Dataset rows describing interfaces
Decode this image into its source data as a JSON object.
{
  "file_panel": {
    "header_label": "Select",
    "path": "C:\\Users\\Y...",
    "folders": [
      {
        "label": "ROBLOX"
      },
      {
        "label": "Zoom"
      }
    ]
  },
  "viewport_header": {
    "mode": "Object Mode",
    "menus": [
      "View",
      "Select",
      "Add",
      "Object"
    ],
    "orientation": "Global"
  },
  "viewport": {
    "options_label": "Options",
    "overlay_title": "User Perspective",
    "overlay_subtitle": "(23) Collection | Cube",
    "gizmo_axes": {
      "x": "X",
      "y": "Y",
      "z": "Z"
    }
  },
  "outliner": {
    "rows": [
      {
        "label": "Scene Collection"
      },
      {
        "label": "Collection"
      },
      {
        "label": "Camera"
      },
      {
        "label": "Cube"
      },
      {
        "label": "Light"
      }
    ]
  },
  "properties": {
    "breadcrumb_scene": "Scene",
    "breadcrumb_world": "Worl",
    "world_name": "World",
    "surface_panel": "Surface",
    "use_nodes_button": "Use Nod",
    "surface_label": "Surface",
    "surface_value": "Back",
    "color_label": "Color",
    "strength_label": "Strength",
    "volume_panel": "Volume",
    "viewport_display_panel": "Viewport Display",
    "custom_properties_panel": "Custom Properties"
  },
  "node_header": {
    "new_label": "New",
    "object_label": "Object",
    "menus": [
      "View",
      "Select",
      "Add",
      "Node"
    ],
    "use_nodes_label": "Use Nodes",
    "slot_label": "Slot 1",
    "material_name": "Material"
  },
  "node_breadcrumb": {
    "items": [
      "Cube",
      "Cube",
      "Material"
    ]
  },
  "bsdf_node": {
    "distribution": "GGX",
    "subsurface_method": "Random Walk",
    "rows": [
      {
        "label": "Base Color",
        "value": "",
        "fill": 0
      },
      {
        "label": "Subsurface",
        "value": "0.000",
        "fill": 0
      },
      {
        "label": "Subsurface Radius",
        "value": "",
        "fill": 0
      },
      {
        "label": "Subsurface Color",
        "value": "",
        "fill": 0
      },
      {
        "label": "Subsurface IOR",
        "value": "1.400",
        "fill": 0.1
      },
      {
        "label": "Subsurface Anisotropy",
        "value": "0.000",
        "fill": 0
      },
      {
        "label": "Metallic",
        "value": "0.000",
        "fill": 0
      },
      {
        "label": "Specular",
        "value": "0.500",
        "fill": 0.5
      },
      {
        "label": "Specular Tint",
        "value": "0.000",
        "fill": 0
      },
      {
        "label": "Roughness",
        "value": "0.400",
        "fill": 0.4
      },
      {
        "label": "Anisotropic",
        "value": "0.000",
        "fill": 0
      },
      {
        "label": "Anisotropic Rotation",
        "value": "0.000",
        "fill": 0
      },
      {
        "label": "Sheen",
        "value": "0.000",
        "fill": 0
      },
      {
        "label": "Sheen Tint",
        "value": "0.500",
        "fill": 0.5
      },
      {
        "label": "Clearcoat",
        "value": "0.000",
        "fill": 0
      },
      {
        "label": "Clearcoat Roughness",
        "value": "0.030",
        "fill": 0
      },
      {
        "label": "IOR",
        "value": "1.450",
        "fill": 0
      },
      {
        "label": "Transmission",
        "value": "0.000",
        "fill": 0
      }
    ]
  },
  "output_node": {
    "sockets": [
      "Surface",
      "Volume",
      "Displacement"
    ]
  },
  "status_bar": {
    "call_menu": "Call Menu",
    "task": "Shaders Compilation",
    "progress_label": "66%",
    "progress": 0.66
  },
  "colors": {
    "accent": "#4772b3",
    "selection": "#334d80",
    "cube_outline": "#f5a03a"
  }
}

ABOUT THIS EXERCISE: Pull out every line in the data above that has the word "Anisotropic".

RESULT FOR THIS EXERCISE:
        "label": "Anisotropic",
        "label": "Anisotropic Rotation",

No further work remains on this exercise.